together as a group to buy a product, electric or natural gas. Local governments may
aggregate the energy used by their residents and arrange for the purchase of
electricity or natural gas as “governmental aggregators.” Ohio law gives local
governments the option to choose either an opt-in or opt-out form of aggregation. The
“Opt-in” form requires that each consumer agrees to participate in the program before
being included in the aggregation pool. It does not require voter approval at an
election. The “Opt-out” form automatically includes each consumer in the aggregated
pool unless the individual affirmatively decides not to participate. It requires approval
by a majority of the voters at an election.
Gas aggregation issues typically read: “Shall the (name of local government) have the
authority to aggregate the retail natural gas loads located in the (name of local
government), and enter into service agreements to facilitate for those loads the sale
and purchase of natural gas, such aggregation to occur automatically except where
any person elects to opt out?"
WHAT IS THE HAMILTON COUNTY TAX LEVY REVIEW COMMITTEE
The County appointed, 9 member, Tax Levy Review Committee (TLRC) serves in an
advisory capacity to the Hamilton County Commissioners. Prior to the placement of
each levy on the ballot, the TLRC hears agency requests for funding, engages a
consultant to review agency financial and spending practices and considers the midterm
review of agency budget targets and contractual requirements. After studying all
the information gathered, the Committee works to balance the public need for
services with the ability of Hamilton County citizens to bear the tax burden to fund
these services. At the completion of their review, the TLRC sends a written report of
findings and recommendations to the Board of County Commissioners. The
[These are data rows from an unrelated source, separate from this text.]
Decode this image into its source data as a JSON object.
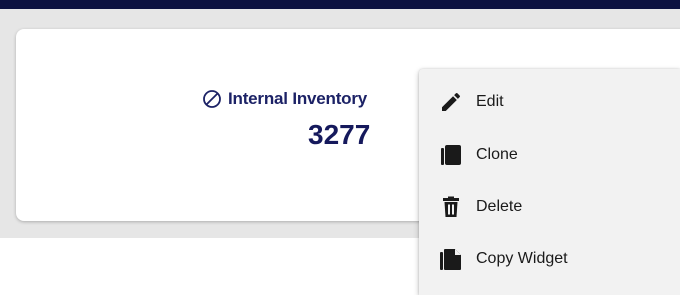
{
  "colors": {
    "top_bar": "#0d1240",
    "page_background": "#e6e6e6",
    "card_background": "#ffffff",
    "title_text": "#1c2266",
    "value_text": "#15195c",
    "menu_background": "#f2f2f2",
    "menu_icon": "#1a1a1a"
  },
  "widget": {
    "icon": "disabled-circle-icon",
    "title": "Internal Inventory",
    "value": "3277"
  },
  "context_menu": {
    "items": [
      {
        "label": "Edit",
        "icon": "pencil-icon"
      },
      {
        "label": "Clone",
        "icon": "clone-icon"
      },
      {
        "label": "Delete",
        "icon": "trash-icon"
      },
      {
        "label": "Copy Widget",
        "icon": "file-copy-icon"
      }
    ]
  }
}
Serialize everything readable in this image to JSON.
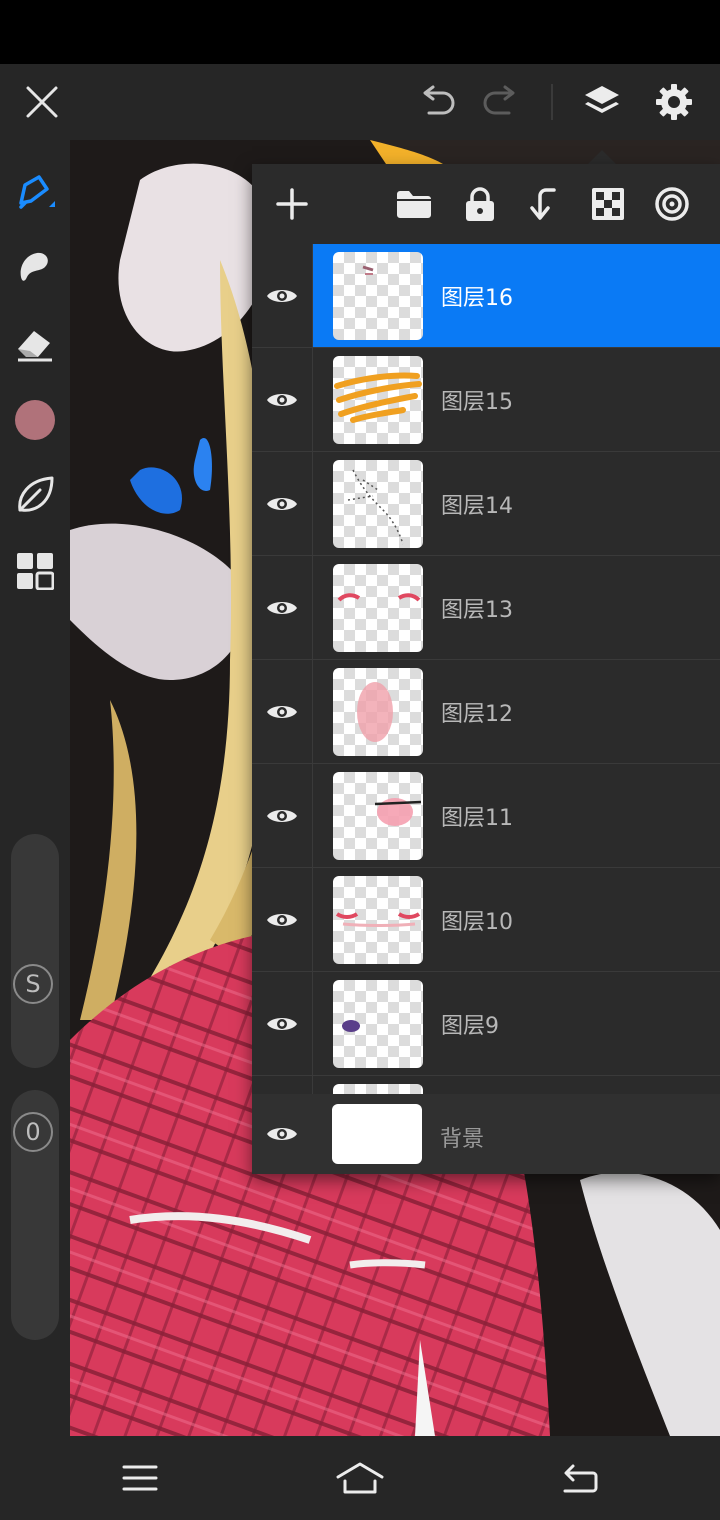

Commissioners make the final decision regarding the levy that is placed before the
ADD = Addition
COE = Current operating expenses
CPT = Continued period of time
REN = Renewal